What is lymphoma?
Lymphoma is uncontrolled growth of abnormal white blood cells, which are cells that help protect us from infection. White blood cells are part of our lymphatic system, which has nodes and tissue throughout the body. This means that lymphoma has many possible places of origin. Usually in lymphoma, abnormal white blood cells develop in the lymph nodes located under the arms, or in the groin, chest, abdomen or neck. The lymphatic system plays a vital role in the functioning of our immune system. This means that if the cancerous cells spread to other lymph nodes they can have an impact on that person’s immune system. About 1 in 10 lymphomas are called Hodgkin lymphomas and can be recognised because they have certain cells called Reed Sternberg cells.
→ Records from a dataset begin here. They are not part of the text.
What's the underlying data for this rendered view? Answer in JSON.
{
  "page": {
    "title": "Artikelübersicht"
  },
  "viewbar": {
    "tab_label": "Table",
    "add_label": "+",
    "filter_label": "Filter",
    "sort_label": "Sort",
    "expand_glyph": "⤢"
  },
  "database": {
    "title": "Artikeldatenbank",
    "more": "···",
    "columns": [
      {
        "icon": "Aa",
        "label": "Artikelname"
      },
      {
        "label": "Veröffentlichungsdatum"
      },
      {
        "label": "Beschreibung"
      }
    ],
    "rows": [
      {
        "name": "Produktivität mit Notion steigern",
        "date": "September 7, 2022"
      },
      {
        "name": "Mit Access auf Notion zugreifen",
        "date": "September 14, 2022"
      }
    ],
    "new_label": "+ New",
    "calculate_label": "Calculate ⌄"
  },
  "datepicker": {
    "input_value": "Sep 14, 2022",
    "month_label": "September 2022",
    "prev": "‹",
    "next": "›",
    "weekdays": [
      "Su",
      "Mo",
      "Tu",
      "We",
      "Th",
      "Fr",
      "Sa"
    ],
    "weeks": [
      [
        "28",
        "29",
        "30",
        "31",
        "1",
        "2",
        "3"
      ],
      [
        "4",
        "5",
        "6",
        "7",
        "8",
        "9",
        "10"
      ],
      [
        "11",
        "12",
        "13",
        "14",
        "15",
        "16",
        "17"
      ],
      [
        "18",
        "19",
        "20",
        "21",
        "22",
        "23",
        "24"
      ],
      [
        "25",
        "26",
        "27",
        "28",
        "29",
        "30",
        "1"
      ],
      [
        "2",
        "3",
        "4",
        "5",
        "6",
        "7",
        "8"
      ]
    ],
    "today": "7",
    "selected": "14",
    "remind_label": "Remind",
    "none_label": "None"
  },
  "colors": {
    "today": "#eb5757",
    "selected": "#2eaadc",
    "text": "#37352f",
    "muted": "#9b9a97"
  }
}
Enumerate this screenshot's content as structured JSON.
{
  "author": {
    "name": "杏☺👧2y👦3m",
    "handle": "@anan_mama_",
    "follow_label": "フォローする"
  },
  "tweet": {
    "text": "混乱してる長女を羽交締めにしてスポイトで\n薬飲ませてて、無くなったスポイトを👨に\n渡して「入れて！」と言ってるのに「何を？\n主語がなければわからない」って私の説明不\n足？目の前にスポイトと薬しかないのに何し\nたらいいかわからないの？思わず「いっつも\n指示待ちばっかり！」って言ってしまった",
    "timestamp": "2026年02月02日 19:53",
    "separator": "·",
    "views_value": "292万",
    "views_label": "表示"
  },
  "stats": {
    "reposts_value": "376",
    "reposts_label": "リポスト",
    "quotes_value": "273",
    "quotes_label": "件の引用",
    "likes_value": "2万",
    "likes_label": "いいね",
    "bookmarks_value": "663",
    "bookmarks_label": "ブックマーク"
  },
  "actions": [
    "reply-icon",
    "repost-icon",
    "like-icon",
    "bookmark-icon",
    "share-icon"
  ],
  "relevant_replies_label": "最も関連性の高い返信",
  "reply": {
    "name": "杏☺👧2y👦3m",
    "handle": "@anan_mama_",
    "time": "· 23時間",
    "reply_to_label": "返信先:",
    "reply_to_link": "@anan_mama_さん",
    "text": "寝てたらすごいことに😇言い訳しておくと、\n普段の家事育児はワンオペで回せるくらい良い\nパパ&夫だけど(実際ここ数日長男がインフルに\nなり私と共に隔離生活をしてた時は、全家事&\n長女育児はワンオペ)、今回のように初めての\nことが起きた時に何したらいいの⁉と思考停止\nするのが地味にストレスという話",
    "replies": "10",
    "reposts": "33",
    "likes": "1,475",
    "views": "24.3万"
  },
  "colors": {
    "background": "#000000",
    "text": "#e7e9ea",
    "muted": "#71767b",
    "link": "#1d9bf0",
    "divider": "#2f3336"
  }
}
They spread differently from the other 9 in 10 non-Hodgkin lymphomas. There are many different types of non-Hodgkin lymphoma.